Social and Decision Sciences
Carnegie Mellon University
Porter Hall 208-H
5000 Forbes Avenue
Pittsburgh, PA 15213
Institutional Affiliation: Carnegie Mellon University
NBER Working Papers and Publications
|November 2019||Moved to Vote: The Long-Run Effects of Neighborhoods on Political Participation|
with Eric Chyn: w26515
How does one's childhood neighborhood shape political engagement later in life? We leverage a natural experiment that moved children out of disadvantaged neighborhoods to study effects on their voting behavior more than a decade later. Using linked administrative data, we find that children who were displaced by public housing demolitions and moved using housing vouchers are 12 percent (3.3 percentage points) more likely to vote in adulthood, relative to their non-displaced peers. We argue that this result is unlikely to be driven by changes in incarceration or in their parents' outcomes, but rather by improvements in education and labor market outcomes, and perhaps by socialization. These results suggest that, in addition to reducing economic inequality, housing assistance programs that i...
|Racial Disparities in Voting Wait Times: Evidence from Smartphone Data|

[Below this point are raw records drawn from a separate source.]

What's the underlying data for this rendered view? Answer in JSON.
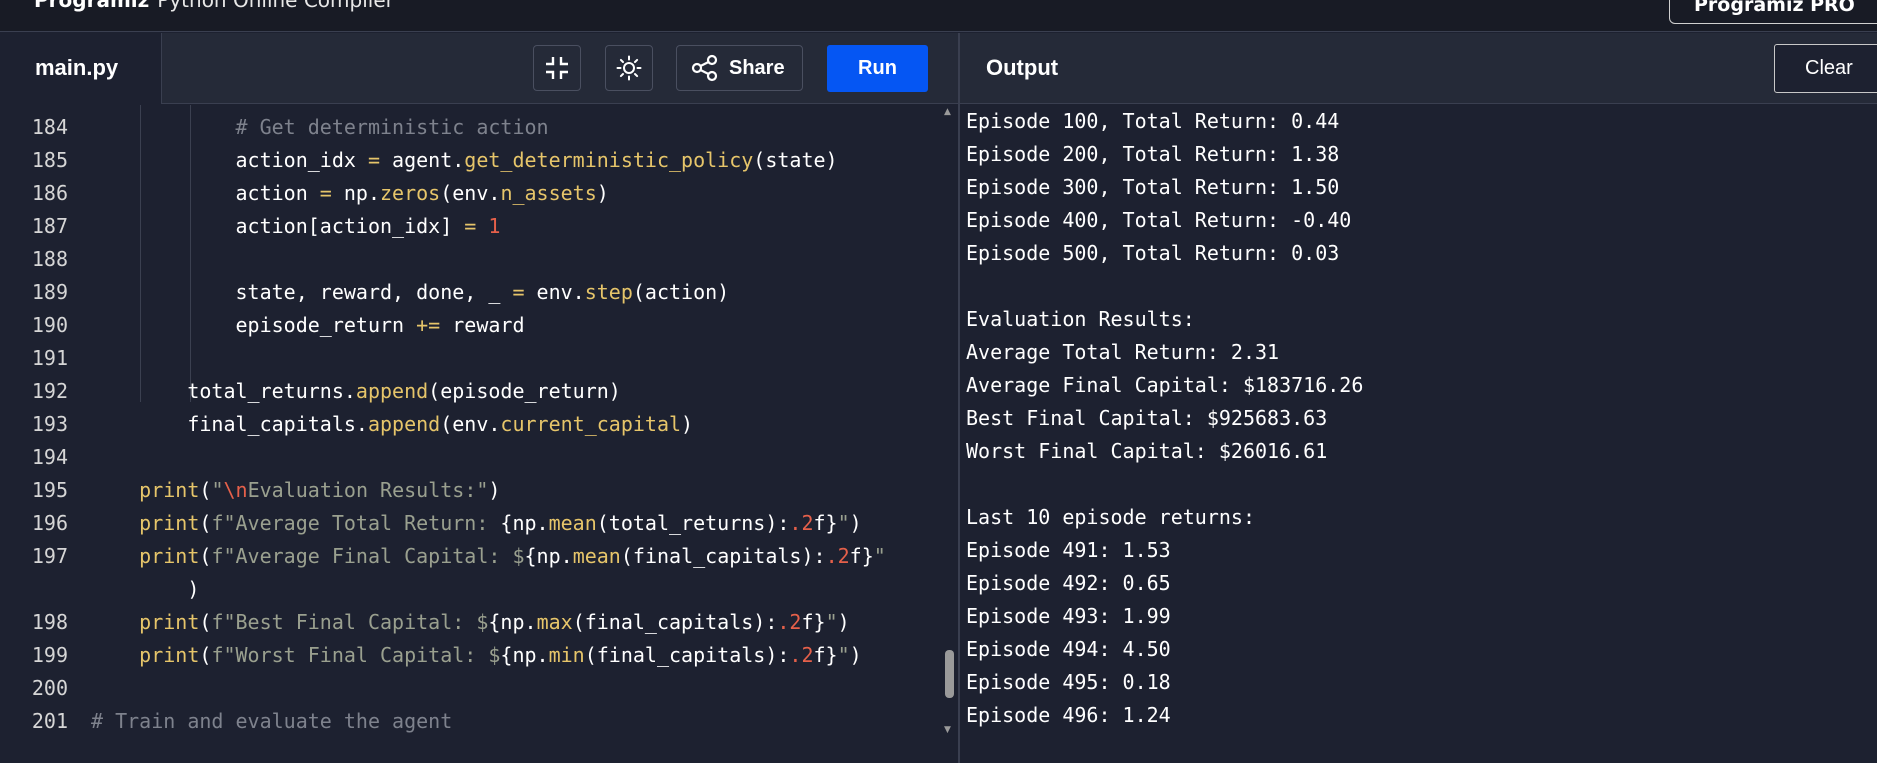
{
  "topbar": {
    "brand_name": "Programiz",
    "brand_subtitle": "Python Online Compiler",
    "pro_label": "Programiz PRO"
  },
  "editor": {
    "file_tab": "main.py",
    "share_label": "Share",
    "run_label": "Run",
    "line_numbers": [
      "184",
      "185",
      "186",
      "187",
      "188",
      "189",
      "190",
      "191",
      "192",
      "193",
      "194",
      "195",
      "196",
      "197",
      "",
      "198",
      "199",
      "200",
      "201"
    ]
  },
  "output_panel": {
    "title": "Output",
    "clear_label": "Clear",
    "lines": [
      "Episode 100, Total Return: 0.44",
      "Episode 200, Total Return: 1.38",
      "Episode 300, Total Return: 1.50",
      "Episode 400, Total Return: -0.40",
      "Episode 500, Total Return: 0.03",
      "",
      "Evaluation Results:",
      "Average Total Return: 2.31",
      "Average Final Capital: $183716.26",
      "Best Final Capital: $925683.63",
      "Worst Final Capital: $26016.61",
      "",
      "Last 10 episode returns:",
      "Episode 491: 1.53",
      "Episode 492: 0.65",
      "Episode 493: 1.99",
      "Episode 494: 4.50",
      "Episode 495: 0.18",
      "Episode 496: 1.24"
    ]
  },
  "code_tokens": {
    "l184": [
      [
        "            ",
        ""
      ],
      [
        "# Get deterministic action",
        "cm"
      ]
    ],
    "l185": [
      [
        "            action_idx ",
        ""
      ],
      [
        "=",
        "op"
      ],
      [
        " agent.",
        ""
      ],
      [
        "get_deterministic_policy",
        "fn"
      ],
      [
        "(state)",
        ""
      ]
    ],
    "l186": [
      [
        "            action ",
        ""
      ],
      [
        "=",
        "op"
      ],
      [
        " np.",
        ""
      ],
      [
        "zeros",
        "fn"
      ],
      [
        "(env.",
        ""
      ],
      [
        "n_assets",
        "at"
      ],
      [
        ")",
        ""
      ]
    ],
    "l187": [
      [
        "            action[action_idx] ",
        ""
      ],
      [
        "=",
        "op"
      ],
      [
        " ",
        ""
      ],
      [
        "1",
        "nu"
      ]
    ],
    "l188": [],
    "l189": [
      [
        "            state, reward, done, _ ",
        ""
      ],
      [
        "=",
        "op"
      ],
      [
        " env.",
        ""
      ],
      [
        "step",
        "fn"
      ],
      [
        "(action)",
        ""
      ]
    ],
    "l190": [
      [
        "            episode_return ",
        ""
      ],
      [
        "+=",
        "op"
      ],
      [
        " reward",
        ""
      ]
    ],
    "l191": [],
    "l192": [
      [
        "        total_returns.",
        ""
      ],
      [
        "append",
        "fn"
      ],
      [
        "(episode_return)",
        ""
      ]
    ],
    "l193": [
      [
        "        final_capitals.",
        ""
      ],
      [
        "append",
        "fn"
      ],
      [
        "(env.",
        ""
      ],
      [
        "current_capital",
        "at"
      ],
      [
        ")",
        ""
      ]
    ],
    "l194": [],
    "l195": [
      [
        "    ",
        ""
      ],
      [
        "print",
        "fn"
      ],
      [
        "(",
        ""
      ],
      [
        "\"",
        "st"
      ],
      [
        "\\n",
        "es"
      ],
      [
        "Evaluation Results:\"",
        "st"
      ],
      [
        ")",
        ""
      ]
    ],
    "l196": [
      [
        "    ",
        ""
      ],
      [
        "print",
        "fn"
      ],
      [
        "(",
        ""
      ],
      [
        "f\"Average Total Return: ",
        "st"
      ],
      [
        "{np.",
        ""
      ],
      [
        "mean",
        "fn"
      ],
      [
        "(total_returns):",
        ""
      ],
      [
        ".2",
        "nu"
      ],
      [
        "f}",
        ""
      ],
      [
        "\"",
        "st"
      ],
      [
        ")",
        ""
      ]
    ],
    "l197": [
      [
        "    ",
        ""
      ],
      [
        "print",
        "fn"
      ],
      [
        "(",
        ""
      ],
      [
        "f\"Average Final Capital: $",
        "st"
      ],
      [
        "{np.",
        ""
      ],
      [
        "mean",
        "fn"
      ],
      [
        "(final_capitals):",
        ""
      ],
      [
        ".2",
        "nu"
      ],
      [
        "f}",
        ""
      ],
      [
        "\"",
        "st"
      ]
    ],
    "l197b": [
      [
        "        )",
        ""
      ]
    ],
    "l198": [
      [
        "    ",
        ""
      ],
      [
        "print",
        "fn"
      ],
      [
        "(",
        ""
      ],
      [
        "f\"Best Final Capital: $",
        "st"
      ],
      [
        "{np.",
        ""
      ],
      [
        "max",
        "fn"
      ],
      [
        "(final_capitals):",
        ""
      ],
      [
        ".2",
        "nu"
      ],
      [
        "f}",
        ""
      ],
      [
        "\"",
        "st"
      ],
      [
        ")",
        ""
      ]
    ],
    "l199": [
      [
        "    ",
        ""
      ],
      [
        "print",
        "fn"
      ],
      [
        "(",
        ""
      ],
      [
        "f\"Worst Final Capital: $",
        "st"
      ],
      [
        "{np.",
        ""
      ],
      [
        "min",
        "fn"
      ],
      [
        "(final_capitals):",
        ""
      ],
      [
        ".2",
        "nu"
      ],
      [
        "f}",
        ""
      ],
      [
        "\"",
        "st"
      ],
      [
        ")",
        ""
      ]
    ],
    "l200": [],
    "l201": [
      [
        "# Train and evaluate the agent",
        "cm"
      ]
    ]
  }
}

with M. Keith Chen, Devin G. Pope, Ryne Rohla: w26487
Equal access to voting is a core feature of democratic government. Using data from millions of smartphone users, we quantify a racial disparity in voting wait times across a nationwide sample of polling places during the 2016 U.S. presidential election. Relative to entirely-white neighborhoods, residents of entirely-black neighborhoods waited 29% longer to vote and were 74% more likely to spend more than 30 minutes at their polling place. This disparity holds when comparing predominantly white and black polling places within the same states and counties, and survives numerous robustness and placebo tests. We shed light on the mechanism for these results and discuss how geospatial data can be an effective tool to both measure and monitor these disparities going forward.
|June 2019||Inaccurate Statistical Discrimination|
with J. Aislinn Bohren, Alex Imas, Devin G. Pope: w25935
Discrimination has been widely studied in economics and other disciplines. In addition to identifying evidence of discrimination, economists often categorize the source of discrimination as either taste-based or statistical. Categorizing discrimination in this way can be valuable for policy design and welfare analysis. We argue that a further categorization is important and needed. Specifically, in many situations economic agents may have inaccurate beliefs about the expected productivity or performance of a social group. This motivates our proposed distinction between accurate (based on correct beliefs) and inaccurate (based on incorrect beliefs) statistical discrimination. We do a thorough review of the discrimination literature and argue that this distinction is rarely discussed. Using ...